When the name Joe Budden comes up in most hip hop conversations, the words “one-hit-wonder,” are usually associated with him. If not for his 2003 hit record “Pump It Up” most wouldn’t know who Budden is. Unless of course you know of him on VH1’s “Love and Hip Hop” and his very public relationships with Ester, Tahiry and Kaylin. To the underground faithful – or just the Joe Budden fans – though, Budden is considered to be one of hip hop’s true great lyricists. He has built a dedicated following without the use of mainstream radio due to his independent and mix=tape releases. Budden’s style has been considered “emo” as he wears his emotions on his sleeve, goes in depth about the pitfalls of his life and does so with brilliant word-play. With all that being said, Budden has been in the game for over a decade and doesn’t scratch the surface of what is considered to be a “rap superstar.”

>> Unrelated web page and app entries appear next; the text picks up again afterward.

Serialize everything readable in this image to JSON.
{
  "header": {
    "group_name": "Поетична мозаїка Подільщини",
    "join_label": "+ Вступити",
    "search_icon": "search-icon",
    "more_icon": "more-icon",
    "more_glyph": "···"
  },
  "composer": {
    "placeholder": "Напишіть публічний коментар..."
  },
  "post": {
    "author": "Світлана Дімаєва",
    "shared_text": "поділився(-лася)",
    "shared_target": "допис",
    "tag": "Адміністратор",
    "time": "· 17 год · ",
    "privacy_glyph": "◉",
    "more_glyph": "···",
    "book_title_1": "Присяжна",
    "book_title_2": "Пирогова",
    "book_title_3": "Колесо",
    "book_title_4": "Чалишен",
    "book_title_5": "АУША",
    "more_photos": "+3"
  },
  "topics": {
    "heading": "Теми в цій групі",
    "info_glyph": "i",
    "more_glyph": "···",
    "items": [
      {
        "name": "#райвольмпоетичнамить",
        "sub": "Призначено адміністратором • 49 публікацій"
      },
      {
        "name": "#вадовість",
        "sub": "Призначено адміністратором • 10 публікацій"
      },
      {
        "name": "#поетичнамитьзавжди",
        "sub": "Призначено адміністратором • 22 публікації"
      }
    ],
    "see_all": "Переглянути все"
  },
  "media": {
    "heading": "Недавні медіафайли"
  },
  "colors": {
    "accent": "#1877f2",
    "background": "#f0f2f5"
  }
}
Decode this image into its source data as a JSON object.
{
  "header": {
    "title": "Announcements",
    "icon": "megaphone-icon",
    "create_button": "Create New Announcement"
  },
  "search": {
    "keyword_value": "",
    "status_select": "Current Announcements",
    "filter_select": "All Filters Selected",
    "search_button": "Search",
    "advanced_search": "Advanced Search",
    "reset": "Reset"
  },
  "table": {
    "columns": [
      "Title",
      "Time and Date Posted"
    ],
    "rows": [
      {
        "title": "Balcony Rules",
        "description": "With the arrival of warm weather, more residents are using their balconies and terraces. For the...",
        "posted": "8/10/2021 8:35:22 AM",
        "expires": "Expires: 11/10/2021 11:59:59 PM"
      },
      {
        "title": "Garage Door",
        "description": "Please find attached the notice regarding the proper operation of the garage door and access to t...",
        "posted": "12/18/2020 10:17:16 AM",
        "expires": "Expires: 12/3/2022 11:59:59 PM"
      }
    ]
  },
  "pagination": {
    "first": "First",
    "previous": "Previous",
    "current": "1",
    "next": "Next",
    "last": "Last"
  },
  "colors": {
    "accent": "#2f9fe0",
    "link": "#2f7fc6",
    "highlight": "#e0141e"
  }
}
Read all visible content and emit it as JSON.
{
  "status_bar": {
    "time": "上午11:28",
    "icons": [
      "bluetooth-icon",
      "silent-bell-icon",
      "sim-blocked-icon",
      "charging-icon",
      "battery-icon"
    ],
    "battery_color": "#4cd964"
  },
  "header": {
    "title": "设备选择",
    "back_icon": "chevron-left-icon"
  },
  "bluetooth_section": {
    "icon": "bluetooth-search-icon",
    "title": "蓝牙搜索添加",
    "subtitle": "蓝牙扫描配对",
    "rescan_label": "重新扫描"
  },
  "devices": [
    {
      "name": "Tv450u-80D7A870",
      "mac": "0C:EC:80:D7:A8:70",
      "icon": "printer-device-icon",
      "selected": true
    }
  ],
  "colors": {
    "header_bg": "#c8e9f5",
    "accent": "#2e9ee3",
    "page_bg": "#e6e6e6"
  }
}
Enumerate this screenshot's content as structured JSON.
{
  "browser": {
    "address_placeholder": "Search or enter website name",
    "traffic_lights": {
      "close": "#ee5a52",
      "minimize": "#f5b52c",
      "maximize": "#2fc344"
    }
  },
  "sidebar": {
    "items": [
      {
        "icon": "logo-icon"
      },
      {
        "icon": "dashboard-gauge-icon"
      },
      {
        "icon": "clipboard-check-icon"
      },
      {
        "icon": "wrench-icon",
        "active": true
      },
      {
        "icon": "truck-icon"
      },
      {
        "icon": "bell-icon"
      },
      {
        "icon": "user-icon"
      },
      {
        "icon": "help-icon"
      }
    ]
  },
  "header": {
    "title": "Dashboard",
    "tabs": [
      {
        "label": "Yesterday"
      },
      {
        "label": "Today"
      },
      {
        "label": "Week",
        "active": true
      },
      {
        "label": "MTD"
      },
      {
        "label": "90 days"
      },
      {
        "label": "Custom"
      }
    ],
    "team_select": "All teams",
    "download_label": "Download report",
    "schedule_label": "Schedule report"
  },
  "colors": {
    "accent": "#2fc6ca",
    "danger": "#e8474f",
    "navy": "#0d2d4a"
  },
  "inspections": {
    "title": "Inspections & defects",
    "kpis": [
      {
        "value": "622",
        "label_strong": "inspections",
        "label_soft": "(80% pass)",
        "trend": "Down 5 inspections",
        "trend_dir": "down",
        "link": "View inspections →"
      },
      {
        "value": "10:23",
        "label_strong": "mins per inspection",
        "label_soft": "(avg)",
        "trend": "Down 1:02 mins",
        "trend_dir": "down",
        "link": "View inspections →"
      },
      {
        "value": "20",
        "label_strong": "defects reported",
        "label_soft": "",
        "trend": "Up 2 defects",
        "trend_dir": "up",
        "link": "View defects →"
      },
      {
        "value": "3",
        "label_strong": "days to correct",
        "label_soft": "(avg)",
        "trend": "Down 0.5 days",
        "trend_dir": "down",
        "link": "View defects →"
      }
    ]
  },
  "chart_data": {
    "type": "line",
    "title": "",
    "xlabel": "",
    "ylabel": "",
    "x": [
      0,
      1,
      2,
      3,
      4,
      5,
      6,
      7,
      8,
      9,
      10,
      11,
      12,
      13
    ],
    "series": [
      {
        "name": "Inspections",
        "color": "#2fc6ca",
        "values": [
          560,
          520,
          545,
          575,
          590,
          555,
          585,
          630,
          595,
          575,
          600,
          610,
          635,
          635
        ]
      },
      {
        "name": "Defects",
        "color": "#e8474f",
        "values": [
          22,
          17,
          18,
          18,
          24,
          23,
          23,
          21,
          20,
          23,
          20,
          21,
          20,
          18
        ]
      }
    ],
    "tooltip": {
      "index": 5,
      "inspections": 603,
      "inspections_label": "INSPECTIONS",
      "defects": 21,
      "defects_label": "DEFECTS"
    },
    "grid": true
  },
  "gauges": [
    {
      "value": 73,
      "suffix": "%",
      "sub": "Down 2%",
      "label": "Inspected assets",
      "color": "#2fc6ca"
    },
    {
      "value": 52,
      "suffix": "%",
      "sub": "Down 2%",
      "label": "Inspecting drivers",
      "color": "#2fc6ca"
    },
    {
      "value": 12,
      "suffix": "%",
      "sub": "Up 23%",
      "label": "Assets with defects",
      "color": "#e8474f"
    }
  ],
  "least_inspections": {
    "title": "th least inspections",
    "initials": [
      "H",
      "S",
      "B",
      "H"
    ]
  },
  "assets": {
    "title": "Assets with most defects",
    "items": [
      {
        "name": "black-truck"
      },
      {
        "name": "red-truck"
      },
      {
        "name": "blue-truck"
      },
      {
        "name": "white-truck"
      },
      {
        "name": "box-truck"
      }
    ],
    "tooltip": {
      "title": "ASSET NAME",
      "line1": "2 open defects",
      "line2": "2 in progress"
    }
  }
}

Budden has maintained consistency in his product and a little more than a year ago, began his podcast “I’ll Name This Podcast Later.” The podcast has proven to be successful and at times controversial. He (along with his podcast partners Marissa Mendez and Rory) have been the subject of social media attacks from other artists such as Meek Mill but it doesn’t stop the show’s continued fan support. Most recently, Budden was very hard on Drake, an artist who Budden has openly been a fan of on his podcast. Budden was less-than-enthused with Drake’s last project “Views” and even went as far as saying: “I think that that kid on that album that I heard sounds real fucking uninspired.” What this did was inspire a slight jab from Drake aimed at the direction of Budden in a snippet of a track released on social media where Drake mutters the words “pump, pump, pump it up.” Budden didn’t take this as a “diss” and publicly shrugged it off. . .
Then Drake released “4 PM in Calabasas” and Joe Budden combed through the lyrics of this song like a detective thirsty for some evidence: “All of a sudden I got people showing how much they truly resent me/They whole demeanor just spells envy/they tryna tempt me.”
Budden laid low for a little while and then released a six minute verbal assault on Drake disguised as a song called “Making a Murderer, Pt.1”
The track, produced by Araab Muzik, supplied hip hop with enough ammo to burn through the next couple of weeks, as Budden took slight jabs at Meek Mill and Jay-Z (very slight but if you look back there is actually history there as well) – but the focus is clearly on Drake : “I’m a wordsmith for reall, you thought Quentin was bad/You made me proud, lad, but it seems my child mad/ With all the clout that he grabbed, theres still doubts from his dad.” Budden has acknowledged before that Drake was a fan of Budden’s and even has ran with some of Budden’s style in the past. . .
Joe Budden truly peppered enough quote-a-bles on this track, I could’ve printed out all the lyrics to the song and the reader would have gotten the point, but these gems should suffice in getting the point across: ” You’re so indirect, shit wasn’t real clear/Either Jimmy actin’ or he really miss a wheelchair. . . .i figure he’s close to his death to know the reaper/in fitted sweats with old sneakers, the flow ether/gassed cause he KO’d Omeeka/no, Joe’s deeper. . .Your words ain’t sayin a thing/I kilogram without weighing a thing/ nigga you baitin’ a king.” And for those that didn’t get that “kilogram” line – think about it – Kilogram / Kill-a-Graham / Drake’s real name is Aubrey Graham – the boy Budden got lyrics. . .
Now, should Drake respond? For the sake of hip-hop, yes he should – but in truth, Drake’s best action – career-wise – is to ignore it. On the grand scheme of things, Budden isn’t in the same stratosphere as Drake. If Drake ignores “Making A Murderer, Pt. 1” it will be as if the track never existed. Drake is that big of an artist.
Drake’s fans have taken to social media and have attacked Budden for trying to re-ignite his career by dissing Drake. There might be some truth to that, but in reality, Budden is a rapper. This is what rappers do (or at least used to do.) He isn’t hiding behind subliminal lines or staying off of social media – he never has. This is what he is. Other Drake fans have said that the diss-track is altogether weak – which is obviously a blinded opinion.
Budden has done what needed to be done. Today’s rap artists seem to be too comfortable. Jump-Off-Joey has just shook the foundation from the top of the totem-pole and people are getting nervous. Drake has a lot to lose if he comes out flat with a rebuttal record or loses this battle with Budden altogether. For Budden, he has nothing to lose. He has already gained a bunch of new listeners though who have been shut-off from the music he’s created over the last few years.
In hip hop, “the battle” is a good-thing.